Sunday, 2 January 2011

The Spirit, or Why Films Don't Have to Be Like This

A dead man fighting crime against his arch-nemesis Samuel L. Jackson. That's about as much as you can tell you about the plot of The Spirit, because that's all that I understood. It's not a film that concerns itself with narrative clarity. It is, first and foremost, stylish. Super stylish. Hyper stylish. Stylish to the point of being annoying. It takes its comic book roots and smacks you in the face with them. All inked up in a Sin City sort of way, every shot resembling a panel from the source material. You can practically see the speech bubbles coming off the characters. You could see them if you closed your eyes too, because the acting is all bold type and capital letters. Any recognisable human sounds are thrown out the silhouetted window as the actors drone out one-dimensional chunks of words. The music parps. The faces shine. The green screen backgrounds scream at you even though you've fallen asleep. Nothing remotely engaging happens, because nothing seems to happen at all. If everything's in this misty highlighted landscape, and the people sound like parodies of themselves, why should I care? It drifts through cool-looking scenes in chunks and bits and never bothers to interest you.

Should comic book films really look like this? A drawing is stylish by necessity, a film can feature real things. Look at The Dark Knight, at Watchmen - style and substance and nobody's overdoing it. There's no need for so many fireworks. Ten minutes is fine, but then you get bored and annoyed and start looking at your watch. Even as a piece of character mythology, The Spirit falls way short. It's all half explained points and tangled backstory. The hero is a ladies man who loves his city. We know this because that's all he does. Kisses girls and talks about the city. The villain is doing something with clones and vases, but I honestly couldn't tell you what. And I was paying attention. I have no idea about the original work, but if it's any good at all, this film has badly let it down.

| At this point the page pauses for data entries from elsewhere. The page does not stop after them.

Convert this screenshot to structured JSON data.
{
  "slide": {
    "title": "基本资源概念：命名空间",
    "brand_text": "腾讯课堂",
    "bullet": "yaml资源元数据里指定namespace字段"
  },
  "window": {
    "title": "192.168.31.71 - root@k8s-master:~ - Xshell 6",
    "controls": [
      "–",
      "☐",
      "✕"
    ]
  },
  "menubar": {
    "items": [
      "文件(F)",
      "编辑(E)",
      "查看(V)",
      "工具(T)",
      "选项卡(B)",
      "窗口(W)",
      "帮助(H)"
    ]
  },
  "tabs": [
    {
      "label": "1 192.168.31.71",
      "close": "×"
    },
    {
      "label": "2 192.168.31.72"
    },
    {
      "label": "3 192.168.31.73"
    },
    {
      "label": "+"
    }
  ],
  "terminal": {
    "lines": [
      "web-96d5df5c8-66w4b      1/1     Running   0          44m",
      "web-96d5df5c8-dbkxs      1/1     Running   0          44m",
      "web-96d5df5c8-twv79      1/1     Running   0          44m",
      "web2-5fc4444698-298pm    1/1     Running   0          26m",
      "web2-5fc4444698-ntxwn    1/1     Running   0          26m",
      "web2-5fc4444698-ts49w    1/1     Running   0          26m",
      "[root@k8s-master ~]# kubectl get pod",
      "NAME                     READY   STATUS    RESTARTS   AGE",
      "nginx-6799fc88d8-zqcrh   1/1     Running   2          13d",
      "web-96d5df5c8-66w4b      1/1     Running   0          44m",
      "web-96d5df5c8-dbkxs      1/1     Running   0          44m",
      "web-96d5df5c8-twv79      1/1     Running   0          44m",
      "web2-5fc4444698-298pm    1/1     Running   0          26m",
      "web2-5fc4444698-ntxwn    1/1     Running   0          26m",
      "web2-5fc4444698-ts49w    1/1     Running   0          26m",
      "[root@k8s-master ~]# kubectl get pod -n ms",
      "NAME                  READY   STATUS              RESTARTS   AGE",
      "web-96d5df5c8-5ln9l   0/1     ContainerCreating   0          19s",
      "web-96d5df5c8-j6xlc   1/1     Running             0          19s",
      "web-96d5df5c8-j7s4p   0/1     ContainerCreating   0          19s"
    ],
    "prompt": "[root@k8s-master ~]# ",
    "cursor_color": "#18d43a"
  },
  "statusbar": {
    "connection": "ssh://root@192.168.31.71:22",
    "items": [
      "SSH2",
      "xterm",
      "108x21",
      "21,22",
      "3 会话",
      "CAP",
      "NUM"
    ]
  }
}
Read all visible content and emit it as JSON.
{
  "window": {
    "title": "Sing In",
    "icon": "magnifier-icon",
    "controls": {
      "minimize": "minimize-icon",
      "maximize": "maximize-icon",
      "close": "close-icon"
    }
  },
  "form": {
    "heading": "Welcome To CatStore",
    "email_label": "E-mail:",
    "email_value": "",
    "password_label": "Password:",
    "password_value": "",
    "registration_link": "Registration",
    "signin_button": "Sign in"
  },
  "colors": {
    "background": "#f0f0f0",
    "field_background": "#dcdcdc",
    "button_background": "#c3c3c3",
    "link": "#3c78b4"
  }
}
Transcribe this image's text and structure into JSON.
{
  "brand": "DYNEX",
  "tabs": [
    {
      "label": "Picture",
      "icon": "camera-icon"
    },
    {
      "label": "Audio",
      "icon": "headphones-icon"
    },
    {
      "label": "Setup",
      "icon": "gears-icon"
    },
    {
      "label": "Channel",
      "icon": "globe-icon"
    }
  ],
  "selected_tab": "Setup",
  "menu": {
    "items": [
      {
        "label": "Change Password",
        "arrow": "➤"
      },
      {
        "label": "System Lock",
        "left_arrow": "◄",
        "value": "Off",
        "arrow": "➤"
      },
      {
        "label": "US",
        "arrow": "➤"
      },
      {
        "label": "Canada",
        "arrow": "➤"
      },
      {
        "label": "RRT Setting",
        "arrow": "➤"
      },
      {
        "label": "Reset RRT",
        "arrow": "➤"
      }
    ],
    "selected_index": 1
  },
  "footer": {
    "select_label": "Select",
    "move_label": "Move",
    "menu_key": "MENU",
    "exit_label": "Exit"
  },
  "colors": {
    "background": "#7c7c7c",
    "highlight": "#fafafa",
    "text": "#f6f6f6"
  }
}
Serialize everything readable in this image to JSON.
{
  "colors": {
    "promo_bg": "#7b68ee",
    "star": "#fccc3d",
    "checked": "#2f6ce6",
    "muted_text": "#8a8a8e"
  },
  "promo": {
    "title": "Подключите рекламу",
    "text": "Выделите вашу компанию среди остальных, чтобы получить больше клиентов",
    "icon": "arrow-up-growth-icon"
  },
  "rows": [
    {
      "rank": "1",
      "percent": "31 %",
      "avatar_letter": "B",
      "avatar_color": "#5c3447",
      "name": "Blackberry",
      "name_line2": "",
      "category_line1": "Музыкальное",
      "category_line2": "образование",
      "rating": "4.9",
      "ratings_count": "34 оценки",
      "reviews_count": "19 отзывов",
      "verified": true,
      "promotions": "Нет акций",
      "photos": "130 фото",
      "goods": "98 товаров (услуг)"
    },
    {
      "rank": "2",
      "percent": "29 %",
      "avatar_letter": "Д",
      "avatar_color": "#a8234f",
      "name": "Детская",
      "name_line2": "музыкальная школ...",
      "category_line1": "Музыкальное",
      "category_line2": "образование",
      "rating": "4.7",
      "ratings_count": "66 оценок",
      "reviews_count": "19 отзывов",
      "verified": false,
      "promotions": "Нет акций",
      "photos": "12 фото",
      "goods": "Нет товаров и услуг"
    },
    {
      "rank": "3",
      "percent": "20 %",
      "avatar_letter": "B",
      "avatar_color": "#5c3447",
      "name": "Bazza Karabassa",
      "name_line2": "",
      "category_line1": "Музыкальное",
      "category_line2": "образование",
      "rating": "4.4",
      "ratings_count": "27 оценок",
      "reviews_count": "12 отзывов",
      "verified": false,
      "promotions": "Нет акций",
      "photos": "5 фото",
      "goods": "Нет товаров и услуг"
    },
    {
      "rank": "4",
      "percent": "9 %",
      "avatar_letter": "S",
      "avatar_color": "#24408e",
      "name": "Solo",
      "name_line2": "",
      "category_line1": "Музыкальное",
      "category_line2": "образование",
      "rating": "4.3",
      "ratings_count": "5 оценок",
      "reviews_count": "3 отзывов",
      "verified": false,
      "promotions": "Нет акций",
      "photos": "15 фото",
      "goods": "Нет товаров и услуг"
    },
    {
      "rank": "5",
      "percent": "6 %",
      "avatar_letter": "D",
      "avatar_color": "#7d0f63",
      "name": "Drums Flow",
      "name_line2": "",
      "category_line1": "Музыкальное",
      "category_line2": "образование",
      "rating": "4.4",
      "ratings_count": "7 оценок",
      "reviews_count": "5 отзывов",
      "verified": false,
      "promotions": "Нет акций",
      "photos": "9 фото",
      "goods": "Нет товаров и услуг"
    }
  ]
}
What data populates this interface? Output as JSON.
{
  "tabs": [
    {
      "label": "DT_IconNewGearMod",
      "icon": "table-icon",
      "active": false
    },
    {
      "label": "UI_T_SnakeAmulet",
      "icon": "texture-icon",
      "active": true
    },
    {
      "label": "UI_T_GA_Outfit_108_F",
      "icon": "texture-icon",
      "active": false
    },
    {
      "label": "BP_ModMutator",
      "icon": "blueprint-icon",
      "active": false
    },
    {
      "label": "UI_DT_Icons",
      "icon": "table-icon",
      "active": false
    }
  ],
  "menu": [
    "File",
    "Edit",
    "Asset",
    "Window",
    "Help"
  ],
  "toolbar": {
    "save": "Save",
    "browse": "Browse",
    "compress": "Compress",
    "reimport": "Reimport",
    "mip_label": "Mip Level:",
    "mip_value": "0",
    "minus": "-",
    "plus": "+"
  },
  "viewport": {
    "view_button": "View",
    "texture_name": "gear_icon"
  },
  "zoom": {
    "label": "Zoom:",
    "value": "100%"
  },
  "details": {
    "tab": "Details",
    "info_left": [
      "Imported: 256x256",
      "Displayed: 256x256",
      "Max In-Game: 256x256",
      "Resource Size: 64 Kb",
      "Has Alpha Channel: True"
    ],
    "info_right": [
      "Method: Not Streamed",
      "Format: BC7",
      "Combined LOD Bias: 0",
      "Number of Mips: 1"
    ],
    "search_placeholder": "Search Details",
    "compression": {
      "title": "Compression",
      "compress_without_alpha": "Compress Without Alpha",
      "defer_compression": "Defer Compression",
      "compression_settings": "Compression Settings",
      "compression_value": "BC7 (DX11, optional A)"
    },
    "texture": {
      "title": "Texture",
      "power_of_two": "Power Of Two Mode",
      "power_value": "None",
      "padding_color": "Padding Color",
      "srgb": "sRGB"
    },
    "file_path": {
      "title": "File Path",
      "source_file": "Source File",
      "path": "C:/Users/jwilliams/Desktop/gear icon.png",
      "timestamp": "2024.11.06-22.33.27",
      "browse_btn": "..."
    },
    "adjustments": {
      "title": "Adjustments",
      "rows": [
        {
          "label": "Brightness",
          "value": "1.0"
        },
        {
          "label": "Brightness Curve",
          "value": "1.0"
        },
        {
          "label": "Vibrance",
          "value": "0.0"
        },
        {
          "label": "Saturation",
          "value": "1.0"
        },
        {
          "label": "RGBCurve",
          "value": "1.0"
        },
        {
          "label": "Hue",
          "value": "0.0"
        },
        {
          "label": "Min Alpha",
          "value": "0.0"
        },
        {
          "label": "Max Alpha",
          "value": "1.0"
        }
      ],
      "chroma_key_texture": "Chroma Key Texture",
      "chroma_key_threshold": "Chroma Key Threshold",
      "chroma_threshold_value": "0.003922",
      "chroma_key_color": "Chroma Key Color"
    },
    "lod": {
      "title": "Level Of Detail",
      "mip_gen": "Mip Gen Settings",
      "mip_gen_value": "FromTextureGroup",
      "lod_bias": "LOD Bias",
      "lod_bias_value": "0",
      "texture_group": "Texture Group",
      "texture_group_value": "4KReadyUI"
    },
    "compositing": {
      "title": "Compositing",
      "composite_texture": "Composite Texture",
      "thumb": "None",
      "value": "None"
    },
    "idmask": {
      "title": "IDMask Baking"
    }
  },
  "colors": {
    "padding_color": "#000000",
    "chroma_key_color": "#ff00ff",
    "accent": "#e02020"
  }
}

To Frank Miller and everyone else involved, stop it. Films do not have to be like this. Films should be about things. People and places and words being spoken properly. Style is what comes second. There was no need for this. If it serves any purpose, it's to remind us why films shouldn't be this way. Sin City was a novelty. This is taking the joke too far.


  1. But still, Scarlett Johannssen and Samuel L. Jackson are kind of entertaining together.

  2. This movie is a travesty, Frank Miller should not direct on his own. Tha scene where Jackson the the hero bash each other in the mud with like broken toilets and shit is a waste a complete waste of film and no more than a bugs bunny cartoon. I loved Sin City but this movie is as awful as any horrible graphic novel adaptation I've seen. You've hit the nail on the head while also being way too generous at the same time. This film is garbage through and through.

  3. This might have been a big hit on its style alone if we hadn’t just seen Sin City and Dick Tracy didn’t exist.

  4. Simon - They make back a few points. Maybe half a point. A bit of a point.

    Mike - And there was me thinking I might have gone too far with my criticism. I'm glad it's not just me.

    Drake - Yeah, it's a good thing everyone was already tired of it.

  5. I completely forgot about this film's existence! I loved Watchmen ...and The Spirit and Sin City (which I also hated) can't even compare.

  6. God I hated this!!! Sin city was far superior and this garbage was trying to cash in on the look of Sin City. I was bored stupid by the lack of any real plot or direction within the movie. I almost walked out of it because it was so bad.
    You're right it is all style over substance. sin city set the standard and the style should just be left alone....